Yesterday evening, members of the House of Lords voted in favour (180 to 157) of an amendment in the Digital Economy Bill that would strengthen consumer law around ticket resale.
Tabled by Lord Moynihan, Amendment 33ZLZA would extend obligations in the existing Consumer Rights Act – and specifically that resale sites must provide the following information against listings:
(i) the ticket reference or booking number
(ii) any specific condition attached to the resale of the ticket
This is in addition to existing obligations to list a ticket’s original face value, seat/row numbers and any usage restrictions.
On the face of it, 33ZLZA sounds like a minor amendment – but this small change could make a significant difference, for instance:
– Giving buyers greater certainty that the ticket they are buying actually exists
– Preventing “speculative ticketing” – where touts list tickets for resale that they don’t actually have
– Ensuring standing tickets are given equal protection in law to seated tickets. (Many UK revenues have no reserved seating.)
– Ensuring consumers have essential information about resale T&C’s – for instance, if they will require ID to get through the door
Government has already committed to criminalise the misuse of bots to bulk-buy tickets, and accepted all recommendations made in the Waterson Review.
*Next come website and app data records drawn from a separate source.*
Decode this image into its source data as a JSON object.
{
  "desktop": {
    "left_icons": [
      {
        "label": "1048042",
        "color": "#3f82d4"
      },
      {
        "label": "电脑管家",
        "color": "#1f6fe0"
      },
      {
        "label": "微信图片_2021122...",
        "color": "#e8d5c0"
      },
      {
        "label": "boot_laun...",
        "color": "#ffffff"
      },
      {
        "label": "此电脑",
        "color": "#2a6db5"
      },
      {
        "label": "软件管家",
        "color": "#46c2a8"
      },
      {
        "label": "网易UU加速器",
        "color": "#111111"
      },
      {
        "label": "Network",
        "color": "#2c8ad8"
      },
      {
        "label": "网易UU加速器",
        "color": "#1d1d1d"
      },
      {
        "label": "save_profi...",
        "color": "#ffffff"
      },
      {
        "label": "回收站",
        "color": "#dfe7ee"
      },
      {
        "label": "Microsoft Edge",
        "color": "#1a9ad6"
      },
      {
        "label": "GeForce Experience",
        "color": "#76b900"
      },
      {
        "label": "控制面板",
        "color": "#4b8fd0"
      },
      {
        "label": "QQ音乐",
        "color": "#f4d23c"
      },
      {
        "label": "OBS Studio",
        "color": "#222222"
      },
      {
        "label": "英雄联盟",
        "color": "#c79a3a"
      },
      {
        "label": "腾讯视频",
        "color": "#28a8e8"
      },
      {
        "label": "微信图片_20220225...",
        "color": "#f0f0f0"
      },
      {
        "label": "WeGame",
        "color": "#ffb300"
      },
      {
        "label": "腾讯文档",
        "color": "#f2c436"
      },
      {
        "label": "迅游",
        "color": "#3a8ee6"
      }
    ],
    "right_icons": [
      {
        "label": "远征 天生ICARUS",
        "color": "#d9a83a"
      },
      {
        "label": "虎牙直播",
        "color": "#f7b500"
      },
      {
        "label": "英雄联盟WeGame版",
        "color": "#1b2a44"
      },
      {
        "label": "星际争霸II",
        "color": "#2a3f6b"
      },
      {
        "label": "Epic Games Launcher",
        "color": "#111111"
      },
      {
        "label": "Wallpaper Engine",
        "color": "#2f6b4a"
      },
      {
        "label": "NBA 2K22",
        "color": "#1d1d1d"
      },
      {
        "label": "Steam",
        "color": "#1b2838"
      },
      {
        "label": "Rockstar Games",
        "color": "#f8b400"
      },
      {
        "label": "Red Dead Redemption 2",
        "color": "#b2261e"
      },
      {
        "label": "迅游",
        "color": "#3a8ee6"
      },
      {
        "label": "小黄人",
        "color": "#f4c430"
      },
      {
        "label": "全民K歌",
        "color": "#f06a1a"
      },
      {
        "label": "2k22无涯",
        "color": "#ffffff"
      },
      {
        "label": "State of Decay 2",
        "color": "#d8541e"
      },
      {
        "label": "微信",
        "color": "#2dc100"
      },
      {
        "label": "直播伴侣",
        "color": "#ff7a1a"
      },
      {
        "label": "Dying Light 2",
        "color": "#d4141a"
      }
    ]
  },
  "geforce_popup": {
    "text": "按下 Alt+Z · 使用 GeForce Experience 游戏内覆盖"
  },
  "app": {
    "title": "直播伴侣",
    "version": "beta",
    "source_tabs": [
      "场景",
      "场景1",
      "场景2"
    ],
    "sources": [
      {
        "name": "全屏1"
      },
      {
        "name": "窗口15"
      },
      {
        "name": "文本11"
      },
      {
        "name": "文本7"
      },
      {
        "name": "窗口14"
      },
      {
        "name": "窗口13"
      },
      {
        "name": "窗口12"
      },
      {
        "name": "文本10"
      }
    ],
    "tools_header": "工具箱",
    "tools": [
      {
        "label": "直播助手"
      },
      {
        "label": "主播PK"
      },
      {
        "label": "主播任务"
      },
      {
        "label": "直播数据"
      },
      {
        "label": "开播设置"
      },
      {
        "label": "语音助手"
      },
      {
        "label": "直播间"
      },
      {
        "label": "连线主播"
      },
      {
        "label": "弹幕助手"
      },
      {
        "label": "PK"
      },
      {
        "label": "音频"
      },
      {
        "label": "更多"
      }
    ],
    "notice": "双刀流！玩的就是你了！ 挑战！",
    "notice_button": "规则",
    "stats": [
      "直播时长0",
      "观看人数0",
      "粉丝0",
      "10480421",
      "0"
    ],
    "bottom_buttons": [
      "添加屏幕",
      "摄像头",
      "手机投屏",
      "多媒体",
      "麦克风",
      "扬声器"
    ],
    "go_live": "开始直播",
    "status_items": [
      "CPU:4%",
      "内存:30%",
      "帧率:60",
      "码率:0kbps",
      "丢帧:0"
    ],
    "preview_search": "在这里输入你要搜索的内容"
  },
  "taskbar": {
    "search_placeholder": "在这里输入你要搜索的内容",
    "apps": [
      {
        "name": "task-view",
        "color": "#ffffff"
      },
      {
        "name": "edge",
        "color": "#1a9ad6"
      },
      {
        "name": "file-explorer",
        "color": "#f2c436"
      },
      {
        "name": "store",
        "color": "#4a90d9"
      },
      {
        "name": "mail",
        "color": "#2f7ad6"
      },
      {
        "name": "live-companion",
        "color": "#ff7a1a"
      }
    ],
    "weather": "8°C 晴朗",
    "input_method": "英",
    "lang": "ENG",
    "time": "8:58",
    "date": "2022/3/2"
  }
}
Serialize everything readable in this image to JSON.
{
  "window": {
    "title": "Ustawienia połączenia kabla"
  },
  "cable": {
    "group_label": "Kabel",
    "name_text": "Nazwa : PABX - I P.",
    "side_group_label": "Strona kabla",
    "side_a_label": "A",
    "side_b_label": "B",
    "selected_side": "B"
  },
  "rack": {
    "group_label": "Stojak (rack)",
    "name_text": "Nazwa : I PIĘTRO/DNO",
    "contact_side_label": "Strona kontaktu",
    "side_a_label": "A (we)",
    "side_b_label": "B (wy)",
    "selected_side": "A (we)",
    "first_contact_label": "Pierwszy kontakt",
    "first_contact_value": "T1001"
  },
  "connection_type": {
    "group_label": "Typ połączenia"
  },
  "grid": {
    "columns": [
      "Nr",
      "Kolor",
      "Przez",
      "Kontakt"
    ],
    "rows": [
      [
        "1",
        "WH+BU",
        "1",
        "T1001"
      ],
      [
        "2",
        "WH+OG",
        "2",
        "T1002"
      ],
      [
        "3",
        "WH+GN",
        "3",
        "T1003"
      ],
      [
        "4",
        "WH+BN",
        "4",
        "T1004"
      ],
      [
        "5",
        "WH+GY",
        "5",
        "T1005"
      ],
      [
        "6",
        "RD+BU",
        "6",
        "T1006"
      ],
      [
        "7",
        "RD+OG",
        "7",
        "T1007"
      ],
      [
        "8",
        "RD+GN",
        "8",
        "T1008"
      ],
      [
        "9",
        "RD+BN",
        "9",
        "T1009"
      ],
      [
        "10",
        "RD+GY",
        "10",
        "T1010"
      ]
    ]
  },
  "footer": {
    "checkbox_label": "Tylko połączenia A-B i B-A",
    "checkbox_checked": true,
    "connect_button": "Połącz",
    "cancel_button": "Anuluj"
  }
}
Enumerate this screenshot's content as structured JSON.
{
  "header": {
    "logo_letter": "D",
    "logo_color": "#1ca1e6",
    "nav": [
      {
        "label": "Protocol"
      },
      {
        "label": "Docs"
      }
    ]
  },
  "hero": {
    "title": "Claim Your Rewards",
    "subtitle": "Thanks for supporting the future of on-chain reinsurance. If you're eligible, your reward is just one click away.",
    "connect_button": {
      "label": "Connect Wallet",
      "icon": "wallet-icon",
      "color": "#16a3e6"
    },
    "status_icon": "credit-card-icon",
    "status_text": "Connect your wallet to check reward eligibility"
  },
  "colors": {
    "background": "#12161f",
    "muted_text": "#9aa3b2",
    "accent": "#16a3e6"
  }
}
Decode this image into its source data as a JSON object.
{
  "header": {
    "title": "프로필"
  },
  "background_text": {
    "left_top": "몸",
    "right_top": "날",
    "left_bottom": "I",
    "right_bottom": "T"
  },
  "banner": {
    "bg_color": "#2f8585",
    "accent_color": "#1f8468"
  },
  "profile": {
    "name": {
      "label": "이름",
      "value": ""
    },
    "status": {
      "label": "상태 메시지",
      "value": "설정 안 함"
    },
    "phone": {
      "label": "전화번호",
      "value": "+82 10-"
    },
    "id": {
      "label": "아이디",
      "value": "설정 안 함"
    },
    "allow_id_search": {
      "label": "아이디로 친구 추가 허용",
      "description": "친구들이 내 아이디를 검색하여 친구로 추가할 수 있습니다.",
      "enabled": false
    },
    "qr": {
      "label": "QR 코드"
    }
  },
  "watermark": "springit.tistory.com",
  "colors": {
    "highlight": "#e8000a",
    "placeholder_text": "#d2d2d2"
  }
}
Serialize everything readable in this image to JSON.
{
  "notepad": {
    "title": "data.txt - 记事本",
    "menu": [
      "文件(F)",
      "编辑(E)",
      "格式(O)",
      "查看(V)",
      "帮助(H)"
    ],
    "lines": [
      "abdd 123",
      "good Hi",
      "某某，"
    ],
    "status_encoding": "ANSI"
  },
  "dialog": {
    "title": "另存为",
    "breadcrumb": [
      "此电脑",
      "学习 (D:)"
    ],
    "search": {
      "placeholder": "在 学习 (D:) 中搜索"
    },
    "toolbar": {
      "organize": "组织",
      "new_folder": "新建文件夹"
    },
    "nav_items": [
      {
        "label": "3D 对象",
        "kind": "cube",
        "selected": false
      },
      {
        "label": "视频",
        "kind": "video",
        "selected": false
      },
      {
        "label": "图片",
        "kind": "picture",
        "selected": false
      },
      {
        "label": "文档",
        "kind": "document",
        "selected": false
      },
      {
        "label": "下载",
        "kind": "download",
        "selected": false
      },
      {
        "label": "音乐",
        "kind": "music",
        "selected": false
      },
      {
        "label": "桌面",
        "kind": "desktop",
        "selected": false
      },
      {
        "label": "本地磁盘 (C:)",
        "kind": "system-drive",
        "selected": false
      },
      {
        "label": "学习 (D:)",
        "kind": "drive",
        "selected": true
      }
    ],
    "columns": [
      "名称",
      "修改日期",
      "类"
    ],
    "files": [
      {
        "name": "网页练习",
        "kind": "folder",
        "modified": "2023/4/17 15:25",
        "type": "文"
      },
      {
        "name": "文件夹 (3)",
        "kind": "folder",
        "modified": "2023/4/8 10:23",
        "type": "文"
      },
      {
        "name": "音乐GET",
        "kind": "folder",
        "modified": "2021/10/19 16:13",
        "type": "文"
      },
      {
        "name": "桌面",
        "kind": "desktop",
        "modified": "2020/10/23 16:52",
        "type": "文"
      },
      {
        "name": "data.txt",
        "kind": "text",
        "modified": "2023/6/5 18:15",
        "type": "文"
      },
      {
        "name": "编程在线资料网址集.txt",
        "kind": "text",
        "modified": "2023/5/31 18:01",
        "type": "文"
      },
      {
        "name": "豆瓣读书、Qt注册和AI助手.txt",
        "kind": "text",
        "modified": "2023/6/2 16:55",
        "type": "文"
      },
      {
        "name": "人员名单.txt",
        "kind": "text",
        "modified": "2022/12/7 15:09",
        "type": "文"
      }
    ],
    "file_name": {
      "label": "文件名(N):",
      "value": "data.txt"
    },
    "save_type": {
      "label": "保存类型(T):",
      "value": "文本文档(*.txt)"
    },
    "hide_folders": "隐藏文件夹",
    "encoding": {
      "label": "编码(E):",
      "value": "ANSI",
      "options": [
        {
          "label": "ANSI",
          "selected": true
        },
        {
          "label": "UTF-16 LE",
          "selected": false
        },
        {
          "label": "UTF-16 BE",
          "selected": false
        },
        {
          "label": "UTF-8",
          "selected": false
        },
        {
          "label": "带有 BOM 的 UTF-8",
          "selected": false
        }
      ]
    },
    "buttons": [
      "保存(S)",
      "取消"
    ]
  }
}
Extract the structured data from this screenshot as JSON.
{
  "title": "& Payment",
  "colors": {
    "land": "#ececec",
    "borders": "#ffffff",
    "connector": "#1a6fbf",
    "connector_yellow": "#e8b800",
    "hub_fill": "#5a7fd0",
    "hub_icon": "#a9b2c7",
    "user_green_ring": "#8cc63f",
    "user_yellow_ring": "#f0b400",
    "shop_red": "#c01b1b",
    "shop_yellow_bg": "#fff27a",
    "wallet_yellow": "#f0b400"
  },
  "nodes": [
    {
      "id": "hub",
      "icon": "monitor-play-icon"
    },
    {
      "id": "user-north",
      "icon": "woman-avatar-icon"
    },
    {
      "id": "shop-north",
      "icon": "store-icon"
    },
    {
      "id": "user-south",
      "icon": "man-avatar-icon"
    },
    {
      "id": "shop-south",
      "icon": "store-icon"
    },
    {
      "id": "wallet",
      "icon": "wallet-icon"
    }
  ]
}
These are hugely positive steps, but Amendment 33ZLZA, if made law, would inject unauthorised ticket resale platforms with some much-needed transparency.
We will now look to discuss the issue further with Government, and have commented:
“Despite concerted media and political scrutiny, the resale of tickets on platforms like Viagogo, Get Me In!, Seatwave and StubHub remains wholly lacking in transparency. This is the only online marketplace where buyers are given no identity about sellers – a peculiarity which is massively helpful to touts whose activities are anonymised, but not so much to consumers. It’s is a recipe for bad practice at best, and outright fraud at worst.
“That’s why this small amendment to the Consumer Rights Act is so important, as it could help provide more certainty that a ticket actually exists in the first place, as well as crucial details about terms and conditions of resale. FanFair Alliance warmly welcomes the Lords’ decision last night, and alongside the other recent commitments we look forward to further discussions with Government about how ticket resale can be made more transparent, honest and consumer-friendly.”
The full Digital Economy Bill debate can be read on Hansard here